What the exercise asks
From the first line to the last, copy the listing exactly and omit the pictures.
*** Entries supplied ***
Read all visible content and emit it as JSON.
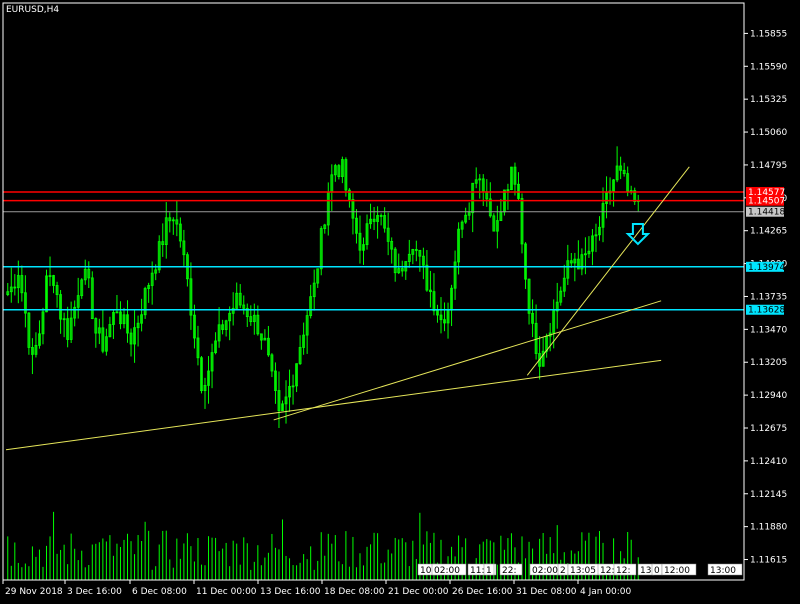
{
  "header": {
    "symbol_label": "EURUSD,H4"
  },
  "colors": {
    "background": "#000000",
    "candle": "#00ff00",
    "frame": "#ffffff",
    "resistance": "#ff0000",
    "support": "#00e5ff",
    "trendline": "#e6e65a",
    "volume": "#00ff00",
    "arrow": "#00e5ff",
    "current_price": "#9a9a9a"
  },
  "chart_data": {
    "type": "candlestick",
    "symbol": "EURUSD",
    "timeframe": "H4",
    "y_ticks": [
      "1.15855",
      "1.15590",
      "1.15325",
      "1.15060",
      "1.14795",
      "1.14530",
      "1.14265",
      "1.14000",
      "1.13735",
      "1.13470",
      "1.13205",
      "1.12940",
      "1.12675",
      "1.12410",
      "1.12145",
      "1.11880",
      "1.11615"
    ],
    "x_ticks": [
      "29 Nov 2018",
      "3 Dec 16:00",
      "6 Dec 08:00",
      "11 Dec 00:00",
      "13 Dec 16:00",
      "18 Dec 08:00",
      "21 Dec 00:00",
      "26 Dec 16:00",
      "31 Dec 08:00",
      "4 Jan 00:00"
    ],
    "ylim": [
      1.1145,
      1.161
    ],
    "grid": false,
    "price_path": [
      1.1375,
      1.138,
      1.1395,
      1.136,
      1.132,
      1.1345,
      1.1385,
      1.139,
      1.136,
      1.1345,
      1.1365,
      1.1395,
      1.138,
      1.1345,
      1.1335,
      1.135,
      1.1365,
      1.135,
      1.134,
      1.1355,
      1.1375,
      1.1395,
      1.141,
      1.143,
      1.144,
      1.142,
      1.1385,
      1.1345,
      1.1305,
      1.1315,
      1.1335,
      1.135,
      1.136,
      1.137,
      1.1365,
      1.1358,
      1.135,
      1.1335,
      1.1305,
      1.1275,
      1.129,
      1.131,
      1.1335,
      1.136,
      1.138,
      1.142,
      1.146,
      1.148,
      1.1475,
      1.1445,
      1.1425,
      1.141,
      1.144,
      1.1445,
      1.1425,
      1.1405,
      1.139,
      1.141,
      1.142,
      1.14,
      1.1385,
      1.137,
      1.1355,
      1.1365,
      1.1405,
      1.144,
      1.145,
      1.1475,
      1.1465,
      1.144,
      1.143,
      1.1455,
      1.147,
      1.145,
      1.139,
      1.1345,
      1.1325,
      1.1345,
      1.136,
      1.138,
      1.1395,
      1.1405,
      1.14,
      1.141,
      1.142,
      1.144,
      1.146,
      1.1475,
      1.1465,
      1.145,
      1.1445
    ],
    "horizontal_levels": [
      {
        "price": 1.14577,
        "label": "1.14577",
        "kind": "resistance"
      },
      {
        "price": 1.14507,
        "label": "1.14507",
        "kind": "resistance"
      },
      {
        "price": 1.13974,
        "label": "1.13974",
        "kind": "support"
      },
      {
        "price": 1.13628,
        "label": "1.13628",
        "kind": "support"
      }
    ],
    "current_price": {
      "price": 1.14418,
      "label": "1.14418"
    },
    "trendlines": [
      {
        "from": {
          "bar": 0,
          "price": 1.125
        },
        "to": {
          "bar": 93,
          "price": 1.1322
        }
      },
      {
        "from": {
          "bar": 38,
          "price": 1.1274
        },
        "to": {
          "bar": 93,
          "price": 1.137
        }
      },
      {
        "from": {
          "bar": 74,
          "price": 1.131
        },
        "to": {
          "bar": 97,
          "price": 1.1478
        }
      }
    ],
    "signal_arrow": {
      "direction": "down",
      "bar": 88
    },
    "volume_ticks": [
      "10:",
      "02:00",
      "11:0",
      "1",
      "22:",
      "02:00",
      "2",
      "13:05",
      "12:0",
      "12:",
      "13",
      "0",
      "12:00",
      "13:00"
    ]
  }
}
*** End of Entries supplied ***
Task solution
Read all visible content and emit it as JSON.
{
  "header": {
    "symbol_label": "EURUSD,H4"
  },
  "colors": {
    "background": "#000000",
    "candle": "#00ff00",
    "frame": "#ffffff",
    "resistance": "#ff0000",
    "support": "#00e5ff",
    "trendline": "#e6e65a",
    "volume": "#00ff00",
    "arrow": "#00e5ff",
    "current_price": "#9a9a9a"
  },
  "chart_data": {
    "type": "candlestick",
    "symbol": "EURUSD",
    "timeframe": "H4",
    "y_ticks": [
      "1.15855",
      "1.15590",
      "1.15325",
      "1.15060",
      "1.14795",
      "1.14530",
      "1.14265",
      "1.14000",
      "1.13735",
      "1.13470",
      "1.13205",
      "1.12940",
      "1.12675",
      "1.12410",
      "1.12145",
      "1.11880",
      "1.11615"
    ],
    "x_ticks": [
      "29 Nov 2018",
      "3 Dec 16:00",
      "6 Dec 08:00",
      "11 Dec 00:00",
      "13 Dec 16:00",
      "18 Dec 08:00",
      "21 Dec 00:00",
      "26 Dec 16:00",
      "31 Dec 08:00",
      "4 Jan 00:00"
    ],
    "ylim": [
      1.1145,
      1.161
    ],
    "grid": false,
    "price_path": [
      1.1375,
      1.138,
      1.1395,
      1.136,
      1.132,
      1.1345,
      1.1385,
      1.139,
      1.136,
      1.1345,
      1.1365,
      1.1395,
      1.138,
      1.1345,
      1.1335,
      1.135,
      1.1365,
      1.135,
      1.134,
      1.1355,
      1.1375,
      1.1395,
      1.141,
      1.143,
      1.144,
      1.142,
      1.1385,
      1.1345,
      1.1305,
      1.1315,
      1.1335,
      1.135,
      1.136,
      1.137,
      1.1365,
      1.1358,
      1.135,
      1.1335,
      1.1305,
      1.1275,
      1.129,
      1.131,
      1.1335,
      1.136,
      1.138,
      1.142,
      1.146,
      1.148,
      1.1475,
      1.1445,
      1.1425,
      1.141,
      1.144,
      1.1445,
      1.1425,
      1.1405,
      1.139,
      1.141,
      1.142,
      1.14,
      1.1385,
      1.137,
      1.1355,
      1.1365,
      1.1405,
      1.144,
      1.145,
      1.1475,
      1.1465,
      1.144,
      1.143,
      1.1455,
      1.147,
      1.145,
      1.139,
      1.1345,
      1.1325,
      1.1345,
      1.136,
      1.138,
      1.1395,
      1.1405,
      1.14,
      1.141,
      1.142,
      1.144,
      1.146,
      1.1475,
      1.1465,
      1.145,
      1.1445
    ],
    "horizontal_levels": [
      {
        "price": 1.14577,
        "label": "1.14577",
        "kind": "resistance"
      },
      {
        "price": 1.14507,
        "label": "1.14507",
        "kind": "resistance"
      },
      {
        "price": 1.13974,
        "label": "1.13974",
        "kind": "support"
      },
      {
        "price": 1.13628,
        "label": "1.13628",
        "kind": "support"
      }
    ],
    "current_price": {
      "price": 1.14418,
      "label": "1.14418"
    },
    "trendlines": [
      {
        "from": {
          "bar": 0,
          "price": 1.125
        },
        "to": {
          "bar": 93,
          "price": 1.1322
        }
      },
      {
        "from": {
          "bar": 38,
          "price": 1.1274
        },
        "to": {
          "bar": 93,
          "price": 1.137
        }
      },
      {
        "from": {
          "bar": 74,
          "price": 1.131
        },
        "to": {
          "bar": 97,
          "price": 1.1478
        }
      }
    ],
    "signal_arrow": {
      "direction": "down",
      "bar": 88
    },
    "volume_ticks": [
      "10:",
      "02:00",
      "11:0",
      "1",
      "22:",
      "02:00",
      "2",
      "13:05",
      "12:0",
      "12:",
      "13",
      "0",
      "12:00",
      "13:00"
    ]
  }
}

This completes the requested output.